Digitalise to reduce fragmentation
We’ve seen technology grow and transform many industries and supply chain is no different. Legacy supply chain management systems are linear and siloed which doesn’t allow for fluidity of the ever-changing demand. Supply chains need to be agile enough to change, as well as digitally connected from end-to-end. However, Asia is very fragmented and businesses here need to grapple with complex challenges – such as economic, geographical and infrastructural disparity, cultural diversity, language differences and country-specific regulations.
Amidst these complexities, digital technology can help solve existing inefficiencies and other underlying issues in the logistics sector. In the past, legacy systems relied on third-party providers to support specific channels. This causes gaps in visibility and challenges in service consistency. Digitalisation is a game changer – by standardising procedures, enhancing end-to-end visibility and empowering all logistics partners to facilitate shipments across all countries in the region seamlessly.
Doing nothing is not an option
Recognising the complexities resulting from local logistics industries, governments are also embracing digitalisation in Asia. They see an opportunity to not only catch up with mature markets, but also integrate business-to-business and business-to-government processes. For instance, Singapore, a maritime powerhouse and one of the world’s top logistics hubs, is upgrading itself with the upcoming Tuas Mega Port, harnessing technologies like drones, driverless vehicles and machine learning (ML) to almost double the city state’s current cargo handling volume by year 2040
India, on the other hand, is finalising its ambitious draft national logistics policy this year, creating a national logistics e-marketplace as a one-stop platform for exporters and importers, as well as a single knowledge and information sharing mechanism for all parties. With more than 20 government agencies, 40 partnering government agencies and 37 export promotion councils, India’s logistics regulatory landscape is extremely complex. Therefore, having a one-stop portal will significantly improve transparency and cost management, and facilitate better shipping from end to end.
Given strong government support for the logistics industry, the clock is ticking for businesses to catch the next ride to digitalisation or risk losing out on the opportunity to expedite first-to-last-mile logistics.
Moving supply chain to the cloud
By tapping on cloud applications that provide real-time delivery tracking, any organisation inside the supply chain eco-system – from parcel couriers to food delivery platforms – can take (back) control of the data collected to identify any frontline issues, manage inventory and quality, and subsequently inform original suppliers about any issues.

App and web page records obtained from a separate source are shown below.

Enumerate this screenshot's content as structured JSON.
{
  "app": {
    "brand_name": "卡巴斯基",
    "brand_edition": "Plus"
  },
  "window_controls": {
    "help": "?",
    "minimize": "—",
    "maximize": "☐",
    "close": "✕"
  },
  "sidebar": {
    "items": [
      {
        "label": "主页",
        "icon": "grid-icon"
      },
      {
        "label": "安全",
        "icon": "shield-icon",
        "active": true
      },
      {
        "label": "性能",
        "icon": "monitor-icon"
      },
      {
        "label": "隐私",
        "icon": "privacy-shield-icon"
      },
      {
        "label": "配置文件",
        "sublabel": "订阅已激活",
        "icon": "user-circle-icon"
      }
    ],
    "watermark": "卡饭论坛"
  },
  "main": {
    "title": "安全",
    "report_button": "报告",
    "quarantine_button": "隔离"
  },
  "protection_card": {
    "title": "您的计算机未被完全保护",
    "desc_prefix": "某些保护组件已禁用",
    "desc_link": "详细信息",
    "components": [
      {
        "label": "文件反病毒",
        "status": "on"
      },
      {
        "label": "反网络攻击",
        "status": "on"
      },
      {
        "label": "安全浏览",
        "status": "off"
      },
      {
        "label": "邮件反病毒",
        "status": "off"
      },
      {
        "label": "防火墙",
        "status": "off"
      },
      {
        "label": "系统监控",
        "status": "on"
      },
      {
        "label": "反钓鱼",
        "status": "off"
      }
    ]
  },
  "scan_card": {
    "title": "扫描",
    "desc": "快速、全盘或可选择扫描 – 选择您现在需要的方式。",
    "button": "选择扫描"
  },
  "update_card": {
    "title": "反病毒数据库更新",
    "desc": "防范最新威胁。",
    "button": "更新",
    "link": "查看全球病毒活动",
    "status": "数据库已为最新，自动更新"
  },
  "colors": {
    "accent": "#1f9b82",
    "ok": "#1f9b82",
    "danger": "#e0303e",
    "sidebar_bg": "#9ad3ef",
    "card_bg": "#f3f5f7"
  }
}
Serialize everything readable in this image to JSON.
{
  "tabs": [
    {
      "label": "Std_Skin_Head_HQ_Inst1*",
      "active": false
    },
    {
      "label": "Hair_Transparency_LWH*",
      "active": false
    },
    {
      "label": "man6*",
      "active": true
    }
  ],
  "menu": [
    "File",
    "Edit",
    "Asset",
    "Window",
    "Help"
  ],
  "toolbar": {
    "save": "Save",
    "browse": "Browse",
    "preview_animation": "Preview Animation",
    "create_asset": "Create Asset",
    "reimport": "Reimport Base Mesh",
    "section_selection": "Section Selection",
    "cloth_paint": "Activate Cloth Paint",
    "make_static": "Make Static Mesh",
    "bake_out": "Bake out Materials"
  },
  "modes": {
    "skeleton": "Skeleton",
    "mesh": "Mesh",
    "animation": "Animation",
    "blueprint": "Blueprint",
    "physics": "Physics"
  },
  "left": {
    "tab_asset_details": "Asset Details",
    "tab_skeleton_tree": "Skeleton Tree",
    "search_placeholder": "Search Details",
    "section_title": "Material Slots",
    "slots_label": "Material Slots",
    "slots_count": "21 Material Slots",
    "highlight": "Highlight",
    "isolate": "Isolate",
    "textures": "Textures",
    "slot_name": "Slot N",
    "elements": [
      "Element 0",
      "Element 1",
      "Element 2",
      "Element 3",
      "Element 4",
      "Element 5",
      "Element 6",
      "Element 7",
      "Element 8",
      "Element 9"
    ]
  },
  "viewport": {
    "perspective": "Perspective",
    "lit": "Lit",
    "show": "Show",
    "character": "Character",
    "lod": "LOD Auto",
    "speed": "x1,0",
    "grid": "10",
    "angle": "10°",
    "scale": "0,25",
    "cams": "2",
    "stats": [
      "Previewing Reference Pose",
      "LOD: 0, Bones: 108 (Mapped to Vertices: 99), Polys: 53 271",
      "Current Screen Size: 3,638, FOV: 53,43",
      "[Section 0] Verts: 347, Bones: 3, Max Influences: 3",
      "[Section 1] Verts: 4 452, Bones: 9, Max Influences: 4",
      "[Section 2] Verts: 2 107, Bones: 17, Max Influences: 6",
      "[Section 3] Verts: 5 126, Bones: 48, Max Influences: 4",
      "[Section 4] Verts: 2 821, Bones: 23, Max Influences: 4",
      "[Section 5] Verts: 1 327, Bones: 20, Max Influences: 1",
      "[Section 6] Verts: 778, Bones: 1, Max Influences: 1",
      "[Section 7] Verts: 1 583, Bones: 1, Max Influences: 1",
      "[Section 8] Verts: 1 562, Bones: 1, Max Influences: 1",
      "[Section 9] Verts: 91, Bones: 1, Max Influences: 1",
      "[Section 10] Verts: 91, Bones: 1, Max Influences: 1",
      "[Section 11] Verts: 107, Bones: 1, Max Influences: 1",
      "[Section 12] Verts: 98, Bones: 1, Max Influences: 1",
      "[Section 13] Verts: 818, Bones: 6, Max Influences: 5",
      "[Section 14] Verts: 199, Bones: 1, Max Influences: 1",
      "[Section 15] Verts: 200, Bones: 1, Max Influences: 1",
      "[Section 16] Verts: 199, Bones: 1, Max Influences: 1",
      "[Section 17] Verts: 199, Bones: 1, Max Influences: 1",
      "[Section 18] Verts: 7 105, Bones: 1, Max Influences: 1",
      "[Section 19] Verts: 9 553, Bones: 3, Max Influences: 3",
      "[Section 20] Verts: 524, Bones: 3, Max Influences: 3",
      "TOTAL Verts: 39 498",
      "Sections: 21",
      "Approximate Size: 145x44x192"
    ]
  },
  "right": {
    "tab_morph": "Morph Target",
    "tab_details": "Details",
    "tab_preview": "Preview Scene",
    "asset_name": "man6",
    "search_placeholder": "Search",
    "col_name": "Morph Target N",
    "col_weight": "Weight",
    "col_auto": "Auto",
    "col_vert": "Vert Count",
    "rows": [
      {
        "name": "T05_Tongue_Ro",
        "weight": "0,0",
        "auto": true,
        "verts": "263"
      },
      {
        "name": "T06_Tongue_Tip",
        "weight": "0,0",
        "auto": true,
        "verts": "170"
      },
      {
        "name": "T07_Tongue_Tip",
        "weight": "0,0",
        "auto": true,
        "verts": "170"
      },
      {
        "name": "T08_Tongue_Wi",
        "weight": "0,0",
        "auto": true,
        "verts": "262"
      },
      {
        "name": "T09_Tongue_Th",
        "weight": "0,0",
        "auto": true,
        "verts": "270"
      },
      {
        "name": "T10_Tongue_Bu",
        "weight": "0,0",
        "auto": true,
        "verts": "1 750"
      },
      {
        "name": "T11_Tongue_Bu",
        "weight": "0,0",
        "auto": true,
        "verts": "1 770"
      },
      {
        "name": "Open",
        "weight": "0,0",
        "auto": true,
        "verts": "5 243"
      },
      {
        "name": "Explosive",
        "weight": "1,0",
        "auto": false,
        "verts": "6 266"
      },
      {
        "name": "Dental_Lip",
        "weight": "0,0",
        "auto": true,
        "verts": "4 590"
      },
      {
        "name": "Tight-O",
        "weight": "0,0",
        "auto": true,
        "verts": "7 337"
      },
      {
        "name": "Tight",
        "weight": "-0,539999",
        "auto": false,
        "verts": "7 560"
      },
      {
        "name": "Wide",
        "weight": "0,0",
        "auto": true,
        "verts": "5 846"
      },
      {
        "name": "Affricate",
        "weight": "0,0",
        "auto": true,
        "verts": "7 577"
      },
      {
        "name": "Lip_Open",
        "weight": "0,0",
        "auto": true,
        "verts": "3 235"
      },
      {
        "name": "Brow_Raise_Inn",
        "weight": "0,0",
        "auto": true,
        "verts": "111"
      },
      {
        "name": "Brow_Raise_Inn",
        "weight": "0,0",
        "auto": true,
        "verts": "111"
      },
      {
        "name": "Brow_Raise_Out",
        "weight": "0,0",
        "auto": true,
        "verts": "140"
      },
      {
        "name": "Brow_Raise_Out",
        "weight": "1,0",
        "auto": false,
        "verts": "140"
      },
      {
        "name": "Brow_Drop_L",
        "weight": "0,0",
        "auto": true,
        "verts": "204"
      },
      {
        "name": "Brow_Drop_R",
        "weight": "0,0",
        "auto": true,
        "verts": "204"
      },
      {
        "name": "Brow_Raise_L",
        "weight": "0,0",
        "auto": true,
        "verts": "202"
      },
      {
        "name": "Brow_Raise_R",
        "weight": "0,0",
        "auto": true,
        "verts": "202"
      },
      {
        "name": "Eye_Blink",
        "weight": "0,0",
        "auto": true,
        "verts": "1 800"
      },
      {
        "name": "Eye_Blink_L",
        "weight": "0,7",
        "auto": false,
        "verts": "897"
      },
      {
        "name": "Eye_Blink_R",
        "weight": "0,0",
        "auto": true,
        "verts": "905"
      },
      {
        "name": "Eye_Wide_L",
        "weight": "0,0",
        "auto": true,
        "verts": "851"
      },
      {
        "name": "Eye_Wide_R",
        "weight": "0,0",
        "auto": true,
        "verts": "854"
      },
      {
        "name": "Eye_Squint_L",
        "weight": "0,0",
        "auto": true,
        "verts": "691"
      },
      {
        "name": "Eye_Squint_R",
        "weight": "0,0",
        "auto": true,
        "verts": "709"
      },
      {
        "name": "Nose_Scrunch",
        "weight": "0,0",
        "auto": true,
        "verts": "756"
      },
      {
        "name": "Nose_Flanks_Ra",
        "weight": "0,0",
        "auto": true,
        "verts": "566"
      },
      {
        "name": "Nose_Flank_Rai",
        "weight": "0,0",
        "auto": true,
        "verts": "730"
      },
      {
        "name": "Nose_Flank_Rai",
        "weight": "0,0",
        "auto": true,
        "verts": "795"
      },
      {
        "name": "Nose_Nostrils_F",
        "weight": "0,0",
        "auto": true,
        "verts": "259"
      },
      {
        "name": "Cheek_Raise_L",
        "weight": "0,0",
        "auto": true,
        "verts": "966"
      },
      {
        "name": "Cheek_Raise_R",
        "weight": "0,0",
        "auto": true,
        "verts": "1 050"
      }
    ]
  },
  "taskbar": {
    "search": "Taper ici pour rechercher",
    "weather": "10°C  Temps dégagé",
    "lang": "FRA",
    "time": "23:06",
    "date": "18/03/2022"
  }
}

One such business is global shipping and logistics conglomerate Transworld Group, who partnered with Oracle to create an integrated cloud-based technology platform that improved operational efficiency across its shipping and logistics businesses, and ultimately greater customer satisfaction.
Moreover, smart technologies are helping logistics companies be more agile in allocating resources and optimising service levels. Vietnamese logistics company Bac Ky Logistics has implemented Oracle Transportation Management (OTM) and Internet of Things (IOT) Fleet Management Cloud solutions to reduce the number of empty containers and free up its staff to focus on higher value-added services such as automating the scheduling of deliveries and improving its supply chain transparency, speed of service and cost optimisation.
In addition, cloud solutions are pivotal in adopting such emerging technologies like Artificial Intelligence (AI), Machine Learning and robotics that are fuelling tighter, more efficient supply chains. Robotics, for instance, have been a mainstay of manufacturing for decades, but with new improvements in Machine Learning and sensing, robots can analyse massive troves of data and learn from historical performance and trends in order to predict outcomes or propose solutions like a faster route for delivery trucks. Moreover, AI and Machine Learning can further harness the data collected by the Industrial Internet of Things (IoT) sensors, which remotely locate, manage and control shipping containers and fleets, enabling businesses to instantly access an unprecedented level of real-time information across the modern supply chain.
Dynamic supply chain in a cloud world
There is no doubt that the future of supply chain management is hyper digital. Home to more than eight out of the top 20 global economies by 2050 with its mobile and e-commerce market projected to reach US$1.6 trillion by 2021, the dynamic Asia Pacific region must move supply chains to the cloud to remain competitive in logistics.
All players across the whole supply chain – from frontline e-retailers to last-mile logistics providers – must capitalise on the cloud to gain easy access to emerging technologies including AI, Machine Learning, IoT and robotics to improve operations efficiencies, automate processes, empower employees, build customer loyalty and even better societies.